About this exercise: Find every line in the records below that holds the word "fill", and copy it out.
§ §
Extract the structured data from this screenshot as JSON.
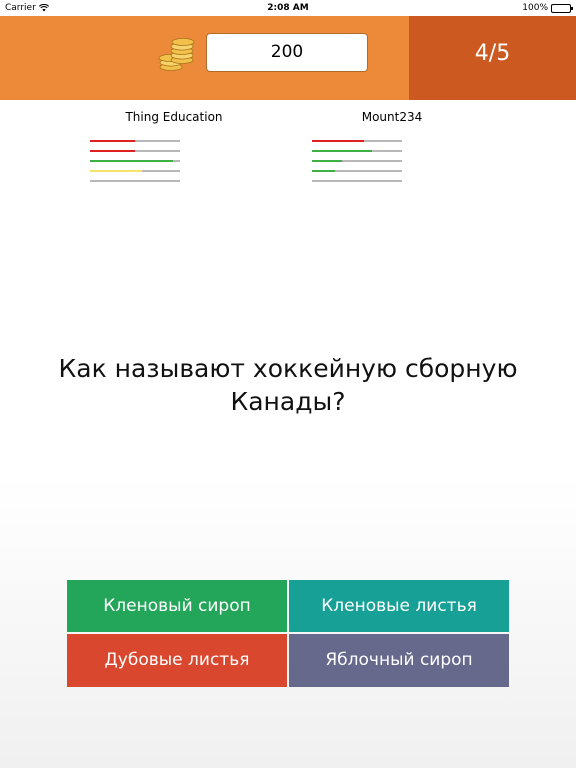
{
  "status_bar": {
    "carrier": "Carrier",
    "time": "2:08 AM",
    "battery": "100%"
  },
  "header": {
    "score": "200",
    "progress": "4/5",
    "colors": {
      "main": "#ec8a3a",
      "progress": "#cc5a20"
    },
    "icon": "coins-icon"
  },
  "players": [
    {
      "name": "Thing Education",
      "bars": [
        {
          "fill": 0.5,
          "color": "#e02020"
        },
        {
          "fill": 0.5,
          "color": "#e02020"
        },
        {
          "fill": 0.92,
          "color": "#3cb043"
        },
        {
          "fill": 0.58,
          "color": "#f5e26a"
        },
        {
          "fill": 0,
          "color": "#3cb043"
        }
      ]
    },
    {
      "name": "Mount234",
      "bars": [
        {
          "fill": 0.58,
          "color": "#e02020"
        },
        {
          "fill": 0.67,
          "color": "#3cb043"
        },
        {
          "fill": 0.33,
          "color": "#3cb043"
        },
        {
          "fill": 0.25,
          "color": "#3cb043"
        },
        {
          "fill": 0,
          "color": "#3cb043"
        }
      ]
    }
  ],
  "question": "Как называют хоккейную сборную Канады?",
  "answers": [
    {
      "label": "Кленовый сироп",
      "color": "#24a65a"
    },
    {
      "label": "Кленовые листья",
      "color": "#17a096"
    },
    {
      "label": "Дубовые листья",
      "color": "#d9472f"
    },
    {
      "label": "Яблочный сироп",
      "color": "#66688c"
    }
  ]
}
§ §
Task output:
          "fill": 0.5,
          "fill": 0.5,
          "fill": 0.92,
          "fill": 0.58,
          "fill": 0,
          "fill": 0.58,
          "fill": 0.67,
          "fill": 0.33,
          "fill": 0.25,
          "fill": 0,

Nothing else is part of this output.